When Richard Blow worked for John F. Kennedy Jr. as one of the top editors at George magazine, he signed a confidentiality agreement: His relationship with Kennedy and the details of Kennedy's personal life would be kept private.
Three years after Kennedy's untimely death in an airplane crash, Blow has written American Son: A Portrait of John F. Kennedy, Jr.
As a storm of controversy swirls around the new book — a book some critics and Kennedy loyalists insist should never have been written — Barbara Walters has the first interview with Blow.
Following are excerpts.
ABCNEWS' Barbara Walters: You signed a confidentiality agreement. Now there are people who say John Kennedy is gone, but that agreement still stands. You have betrayed him, they say. You're not loyal. How do you answer this?
Richard Blow: This was something that John asked the original group of staffers to sign right at the beginning of George when he was uncomfortable surrounding himself with journalists. But in time, John did become more comfortable with us and stopped asking people to sign that. So I think that those of us who were there know quite clearly the intention of that agreement. It was not intended to keep people from writing about John after his death.
Walters: Would John Kennedy have wanted you to write this book?
Blow: I don't know. You know, John was someone who often had contradictory positions.

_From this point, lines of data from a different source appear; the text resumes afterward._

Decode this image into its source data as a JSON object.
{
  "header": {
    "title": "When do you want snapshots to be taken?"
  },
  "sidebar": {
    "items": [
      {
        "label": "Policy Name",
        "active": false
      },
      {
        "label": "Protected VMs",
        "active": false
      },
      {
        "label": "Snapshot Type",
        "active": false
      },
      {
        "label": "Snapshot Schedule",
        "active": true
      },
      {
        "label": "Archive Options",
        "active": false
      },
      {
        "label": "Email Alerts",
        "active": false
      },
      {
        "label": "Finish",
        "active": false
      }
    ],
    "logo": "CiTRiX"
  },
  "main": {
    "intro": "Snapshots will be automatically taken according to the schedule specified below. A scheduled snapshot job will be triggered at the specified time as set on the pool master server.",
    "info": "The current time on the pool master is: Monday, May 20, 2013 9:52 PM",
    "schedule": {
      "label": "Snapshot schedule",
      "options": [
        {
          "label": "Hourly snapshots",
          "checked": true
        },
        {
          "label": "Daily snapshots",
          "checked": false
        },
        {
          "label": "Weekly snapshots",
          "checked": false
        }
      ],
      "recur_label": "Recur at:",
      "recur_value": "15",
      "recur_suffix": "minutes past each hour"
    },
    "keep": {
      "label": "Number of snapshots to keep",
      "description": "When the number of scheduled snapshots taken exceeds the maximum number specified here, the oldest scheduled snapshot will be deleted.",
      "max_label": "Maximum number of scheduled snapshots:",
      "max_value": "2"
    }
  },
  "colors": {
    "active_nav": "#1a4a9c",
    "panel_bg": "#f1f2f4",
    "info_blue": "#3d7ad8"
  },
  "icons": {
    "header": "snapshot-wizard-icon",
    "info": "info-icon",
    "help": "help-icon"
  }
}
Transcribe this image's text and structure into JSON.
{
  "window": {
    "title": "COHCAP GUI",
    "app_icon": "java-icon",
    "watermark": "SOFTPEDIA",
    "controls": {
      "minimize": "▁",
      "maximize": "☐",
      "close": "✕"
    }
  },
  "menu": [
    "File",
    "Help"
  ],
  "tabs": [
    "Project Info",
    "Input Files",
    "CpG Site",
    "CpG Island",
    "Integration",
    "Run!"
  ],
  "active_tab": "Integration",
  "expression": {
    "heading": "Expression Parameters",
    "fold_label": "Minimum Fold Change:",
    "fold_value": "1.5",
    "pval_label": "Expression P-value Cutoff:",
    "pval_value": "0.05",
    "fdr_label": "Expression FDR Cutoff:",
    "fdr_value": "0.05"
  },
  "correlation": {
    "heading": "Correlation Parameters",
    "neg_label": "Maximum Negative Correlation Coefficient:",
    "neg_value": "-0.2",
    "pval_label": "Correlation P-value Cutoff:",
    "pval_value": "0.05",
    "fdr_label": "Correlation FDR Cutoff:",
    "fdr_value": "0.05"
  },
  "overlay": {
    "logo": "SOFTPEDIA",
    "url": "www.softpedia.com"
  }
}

He had an antipathy to the media, but he started a magazine. He didn't like the paparazzi, but he admitted that he would buy paparazzi shots to use in George. He liked his privacy, but he took his shirt off a lot in Central Park. So I wouldn't presume to say what John would feel about this book.
Walters: What are the biggest misconceptions about John Kennedy?
Blow: That he wasn't smart … He flunked the bar, he was kind of a lightweight. He was more interested in being a jock than in more substantive work … John was a very bright guy with terrific intuition.
Walters: You write about John Kennedy watching the interview that I did with Monica Lewinsky.
Blow: He was not happy. You asked Monica Lewinsky about that now-infamous stain on her dress. And John groaned. He was sitting next to me and sort of sat back in his chair and he just looked like someone had punched him in the stomach. He was very troubled by the investigation of President Clinton's personal life and his attitude about that was this is a man who's made enormous sacrifices. He shouldn't have to sacrifice all his privacy.
Walters: Carolyn [Bessette Kennedy] was beautiful, but again and again you write in the book about the efforts that she made to look beautiful. She dieted herself rail-thin, she had botox injections to forestall wrinkles at a time when people weren't doing that much with botox. She dyed her hair very blond. I mean it sounds like a woman torturing herself to look good the way you describe her.
Blow: I think that she felt that John Kennedy's wife had to look just as good as John Kennedy did. It was not as easy for her as it was for him. That was my impression. … She said, "John, don't stroke my hair. I've got so many chemicals in this hair you're going to break it." She was half-serious, but she was half-joking … She could make the effort like that to be beautiful, but at the same time make a joke about it.